Last week, Chrysler recalled 442,000 vehicles sold in the U.S. because of issues with the head restraint function. According to Chrysler, after the earthquake and tsunami in Japan in 2011, there was a microcontroller shortage, and faulty microcontrollers entered into Chrysler's supply chain.
Because of the defective microcontrollers, the active head restraints weren't working properly. Active head restraints automatically move forward during rear impact crashes, which can help prevent neck injuries. Fortunately, according to Chrysler, no injuries or accidents have been reported.
The makes and models involved in the recall include 2011 to 2013 Chrysler Sebrings, Chrysler 200s and Dodge Avengers; 2011 to 2012 Dodge Nitro SUVs, and 2011 to 2013 Jeep Liberty SUVs. Most of these vehicles were sold in the U.S., although some were sold in Canada, Mexico, and elsewhere.
When car makers discover a problem with their vehicles that could result in harm to passengers, they owe a duty to vehicle owners to issue recalls in order to correct the problem.
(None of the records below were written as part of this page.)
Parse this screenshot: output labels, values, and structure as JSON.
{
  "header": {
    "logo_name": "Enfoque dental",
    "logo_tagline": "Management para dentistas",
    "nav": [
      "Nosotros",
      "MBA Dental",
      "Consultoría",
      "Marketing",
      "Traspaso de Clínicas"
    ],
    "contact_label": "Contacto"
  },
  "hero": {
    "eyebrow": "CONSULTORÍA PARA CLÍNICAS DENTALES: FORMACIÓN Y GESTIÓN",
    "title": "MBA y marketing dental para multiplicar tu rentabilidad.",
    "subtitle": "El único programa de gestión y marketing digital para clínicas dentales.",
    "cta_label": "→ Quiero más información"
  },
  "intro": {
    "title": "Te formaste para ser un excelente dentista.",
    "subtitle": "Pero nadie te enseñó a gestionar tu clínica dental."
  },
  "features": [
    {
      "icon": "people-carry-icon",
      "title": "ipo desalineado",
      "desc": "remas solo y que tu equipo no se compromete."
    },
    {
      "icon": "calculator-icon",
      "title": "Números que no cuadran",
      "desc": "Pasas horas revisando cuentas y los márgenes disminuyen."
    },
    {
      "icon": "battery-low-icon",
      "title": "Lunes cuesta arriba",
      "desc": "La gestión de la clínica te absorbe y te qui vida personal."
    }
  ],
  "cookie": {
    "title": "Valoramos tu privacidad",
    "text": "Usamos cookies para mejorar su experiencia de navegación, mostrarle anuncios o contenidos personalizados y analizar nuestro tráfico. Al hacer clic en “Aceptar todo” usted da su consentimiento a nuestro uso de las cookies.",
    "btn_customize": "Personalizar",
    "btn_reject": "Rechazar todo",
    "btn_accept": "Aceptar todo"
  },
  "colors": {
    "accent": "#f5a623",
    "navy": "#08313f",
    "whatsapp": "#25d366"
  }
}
However, often automobile manufacturers fail to fix vehicle defects, often because the recall would be too expensive. Last month, Chrysler originally refused to recall vehicles that the NHTSA claimed were likely to catch fire when struck from behind before changing its policy less than a week later, perhaps fearing a public spectacle.
Automakers have a duty to manufacture vehicles that are safe for the public. If you or a loved one has been injured in a defective automobile in Houston, you have the legal right to compensation. Call the Houston defective car attorneys at Kennedy Hodges at 713-489-9493, or visit our Facebook page. You can also find us on Twitter at @KennedyHodgesTX.